Task brief: Read through the entries below and return each line with the word "address".

● ● ●

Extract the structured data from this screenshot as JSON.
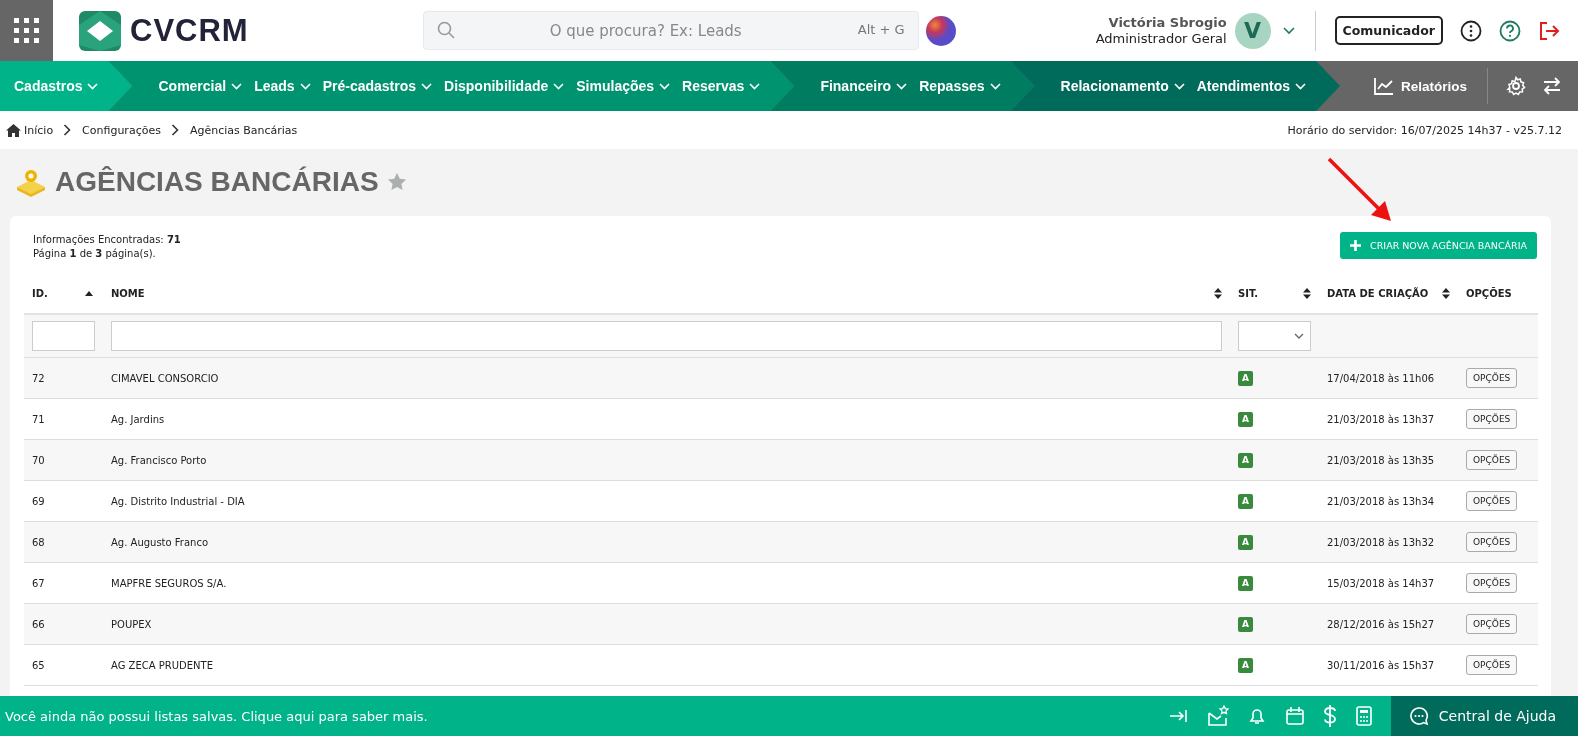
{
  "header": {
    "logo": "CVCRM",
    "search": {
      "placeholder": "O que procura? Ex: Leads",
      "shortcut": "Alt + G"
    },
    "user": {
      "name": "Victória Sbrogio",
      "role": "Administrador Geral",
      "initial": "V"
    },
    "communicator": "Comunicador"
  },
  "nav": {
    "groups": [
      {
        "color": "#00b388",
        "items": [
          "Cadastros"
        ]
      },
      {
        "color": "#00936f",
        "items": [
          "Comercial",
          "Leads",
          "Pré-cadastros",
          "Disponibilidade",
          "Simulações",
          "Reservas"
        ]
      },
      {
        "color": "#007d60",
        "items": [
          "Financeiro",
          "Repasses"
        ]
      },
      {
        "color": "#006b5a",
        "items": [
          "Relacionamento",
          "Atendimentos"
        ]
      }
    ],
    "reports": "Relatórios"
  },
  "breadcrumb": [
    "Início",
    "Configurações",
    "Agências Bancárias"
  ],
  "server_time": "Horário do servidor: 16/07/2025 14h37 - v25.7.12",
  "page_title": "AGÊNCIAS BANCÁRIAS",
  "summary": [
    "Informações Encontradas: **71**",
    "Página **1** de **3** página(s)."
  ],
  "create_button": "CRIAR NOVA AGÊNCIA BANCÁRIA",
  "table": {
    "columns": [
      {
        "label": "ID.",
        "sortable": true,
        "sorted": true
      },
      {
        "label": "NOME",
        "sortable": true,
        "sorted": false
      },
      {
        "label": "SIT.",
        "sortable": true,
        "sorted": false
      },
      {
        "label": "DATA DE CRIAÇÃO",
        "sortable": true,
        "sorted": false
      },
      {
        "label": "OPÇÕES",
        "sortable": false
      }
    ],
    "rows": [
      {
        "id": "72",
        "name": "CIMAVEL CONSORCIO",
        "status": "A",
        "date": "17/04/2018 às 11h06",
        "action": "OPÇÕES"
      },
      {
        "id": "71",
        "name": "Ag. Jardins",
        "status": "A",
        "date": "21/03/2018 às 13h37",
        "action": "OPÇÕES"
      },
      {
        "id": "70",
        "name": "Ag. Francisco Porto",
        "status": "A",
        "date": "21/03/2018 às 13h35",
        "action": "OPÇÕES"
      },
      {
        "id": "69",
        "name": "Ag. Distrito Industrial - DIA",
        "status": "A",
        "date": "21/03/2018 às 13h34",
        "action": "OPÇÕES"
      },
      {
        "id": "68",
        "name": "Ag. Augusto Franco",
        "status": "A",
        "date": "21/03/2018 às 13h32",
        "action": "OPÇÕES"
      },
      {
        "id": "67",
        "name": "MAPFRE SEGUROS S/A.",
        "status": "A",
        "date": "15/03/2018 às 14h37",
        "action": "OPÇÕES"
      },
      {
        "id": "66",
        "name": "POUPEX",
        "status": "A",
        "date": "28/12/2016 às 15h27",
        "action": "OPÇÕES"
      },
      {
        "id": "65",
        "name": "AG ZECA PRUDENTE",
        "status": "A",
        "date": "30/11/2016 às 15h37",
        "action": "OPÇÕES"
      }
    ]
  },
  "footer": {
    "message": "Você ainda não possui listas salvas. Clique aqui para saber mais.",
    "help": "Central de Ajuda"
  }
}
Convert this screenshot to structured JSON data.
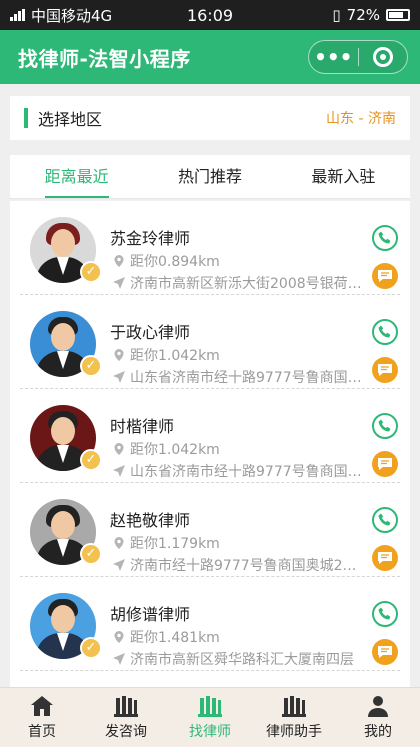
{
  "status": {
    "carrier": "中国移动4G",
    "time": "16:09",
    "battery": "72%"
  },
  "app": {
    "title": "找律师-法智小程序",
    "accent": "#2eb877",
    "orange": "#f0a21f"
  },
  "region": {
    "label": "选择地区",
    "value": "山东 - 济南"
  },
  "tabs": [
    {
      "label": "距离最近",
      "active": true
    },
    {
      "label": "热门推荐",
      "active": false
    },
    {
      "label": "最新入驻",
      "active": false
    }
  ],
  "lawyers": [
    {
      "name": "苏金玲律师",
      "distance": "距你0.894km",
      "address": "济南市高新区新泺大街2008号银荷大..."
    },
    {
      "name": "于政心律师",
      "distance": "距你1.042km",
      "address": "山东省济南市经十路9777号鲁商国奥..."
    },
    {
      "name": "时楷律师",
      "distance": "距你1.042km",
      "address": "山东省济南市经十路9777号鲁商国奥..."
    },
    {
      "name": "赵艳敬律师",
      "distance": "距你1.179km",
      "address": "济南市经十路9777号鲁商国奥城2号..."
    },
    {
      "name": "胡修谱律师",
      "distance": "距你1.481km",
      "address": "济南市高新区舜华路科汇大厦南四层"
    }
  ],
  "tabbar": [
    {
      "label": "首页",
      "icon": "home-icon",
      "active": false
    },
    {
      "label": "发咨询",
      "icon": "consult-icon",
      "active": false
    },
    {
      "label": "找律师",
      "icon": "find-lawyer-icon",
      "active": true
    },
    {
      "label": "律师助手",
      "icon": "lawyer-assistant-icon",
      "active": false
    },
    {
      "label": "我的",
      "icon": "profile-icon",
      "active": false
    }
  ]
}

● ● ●

Exercise result:
      "address": "济南市高新区新泺大街2008号银荷大..."
      "address": "山东省济南市经十路9777号鲁商国奥..."
      "address": "山东省济南市经十路9777号鲁商国奥..."
      "address": "济南市经十路9777号鲁商国奥城2号..."
      "address": "济南市高新区舜华路科汇大厦南四层"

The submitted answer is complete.